Type 2 hypervisor security is directly related to the security of the hosted system. If an attacker can break the hosted system then all that is virtualized within it now becomes known to the attacker. Is this not the same for Type 1 hypervisors? Yes and no. But that is another post. Type 2 hypervisors bridge the network through the host operating system before it reaches the virtual machine. Which implies that the host operating system firewall and countermeasures also impact virtual machine network traffic.
Well that sounds great! How can I get some, centralized firewalls?
Because all the traffic must go through the host by normal means, that implies that traffic could be intercepted by the host as well. Remember Type 2 hypervisors are as secure as the hosts upon which they run. An attack could come in through the network used for VMs, but target the host.
On the VMware Communities there was an interesting thread about how to protect the host OS used by the hypervisor entitled Would qemu or openvz perhaps be more secure than vmware. This thread is about two specific and somewhat different issues. The first is some how alleviating VM escapes by layering virtualization techniques. The second issue is limiting the network attack surface so that the host OS is not involved with the network. This post goes to show that there are ways to secure things within a Type 2 hypervisor but also that there are other risks presented when you change the basic networking.

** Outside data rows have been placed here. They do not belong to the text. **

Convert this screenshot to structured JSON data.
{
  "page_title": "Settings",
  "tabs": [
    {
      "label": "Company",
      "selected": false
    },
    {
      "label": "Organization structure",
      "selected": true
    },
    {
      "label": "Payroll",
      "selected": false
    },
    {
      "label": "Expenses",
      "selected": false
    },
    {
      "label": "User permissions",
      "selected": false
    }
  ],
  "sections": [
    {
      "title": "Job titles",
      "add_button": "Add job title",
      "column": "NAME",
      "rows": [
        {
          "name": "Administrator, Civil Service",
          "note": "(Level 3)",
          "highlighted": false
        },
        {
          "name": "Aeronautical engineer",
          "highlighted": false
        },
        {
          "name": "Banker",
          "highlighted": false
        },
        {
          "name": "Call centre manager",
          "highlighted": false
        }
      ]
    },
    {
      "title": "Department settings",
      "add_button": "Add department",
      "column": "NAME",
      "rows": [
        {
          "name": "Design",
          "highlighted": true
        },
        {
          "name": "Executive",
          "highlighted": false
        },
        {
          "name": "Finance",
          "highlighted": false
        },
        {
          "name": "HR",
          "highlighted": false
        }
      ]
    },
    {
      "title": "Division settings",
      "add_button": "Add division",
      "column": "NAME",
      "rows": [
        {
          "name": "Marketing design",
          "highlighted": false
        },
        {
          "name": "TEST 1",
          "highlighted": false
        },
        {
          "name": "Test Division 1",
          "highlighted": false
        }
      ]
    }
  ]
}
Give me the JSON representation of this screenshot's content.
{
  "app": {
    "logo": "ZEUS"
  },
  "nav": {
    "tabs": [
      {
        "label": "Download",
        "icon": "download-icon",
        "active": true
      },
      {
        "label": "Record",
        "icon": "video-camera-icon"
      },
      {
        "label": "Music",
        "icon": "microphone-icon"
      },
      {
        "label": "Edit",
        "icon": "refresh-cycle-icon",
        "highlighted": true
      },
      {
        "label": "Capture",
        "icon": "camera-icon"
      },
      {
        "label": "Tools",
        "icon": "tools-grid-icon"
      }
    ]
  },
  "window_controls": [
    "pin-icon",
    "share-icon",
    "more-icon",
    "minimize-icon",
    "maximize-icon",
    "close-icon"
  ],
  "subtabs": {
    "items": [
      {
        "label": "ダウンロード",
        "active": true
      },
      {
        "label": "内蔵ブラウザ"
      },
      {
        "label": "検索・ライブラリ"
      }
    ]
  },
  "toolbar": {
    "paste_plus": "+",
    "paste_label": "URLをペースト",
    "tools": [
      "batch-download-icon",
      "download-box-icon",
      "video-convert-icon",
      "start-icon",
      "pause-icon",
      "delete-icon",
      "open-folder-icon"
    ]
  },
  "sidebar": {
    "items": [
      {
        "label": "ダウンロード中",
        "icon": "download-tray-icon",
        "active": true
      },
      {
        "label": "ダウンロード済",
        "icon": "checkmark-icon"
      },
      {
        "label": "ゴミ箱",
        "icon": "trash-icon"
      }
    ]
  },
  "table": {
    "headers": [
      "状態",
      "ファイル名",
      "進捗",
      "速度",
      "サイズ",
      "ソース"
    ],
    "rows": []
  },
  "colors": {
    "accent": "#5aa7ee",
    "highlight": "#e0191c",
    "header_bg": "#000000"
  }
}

The premise of this post is that the only network allowed would be through a USB device connected directly to the VM. This would alleviate all network based attacks against the host OS and leave only VM escapes. This is an ingenious approach but does have some minor risk. In order for the USB device to be put into passthru mode and attached to the VM it must traverse a device driver within the host OS. Is this a high risk? Not at all.
What this does not address is any network based attacks that will now target the guest OS. Nor escapes of the VM. To do this the suggestion was to run an OS within qemu within the guest OS within the host OS. This layering approach does not really help all that much as the network attack point will be the guest OS not the OS within qemu.
It is an ingenious design, however, to remove the Host OS from the network security equation within Type 2 hypervisors. This solution only works with passthru networking adpaters such as USB and eventually SR-IOV. Type 2 hypervisors can be network secured. But escape the VMs still are an issue. So ensure interactions between the VMs and hosts are limited, isolation settings are properly set, and pay attention to CVEs related to virtualization.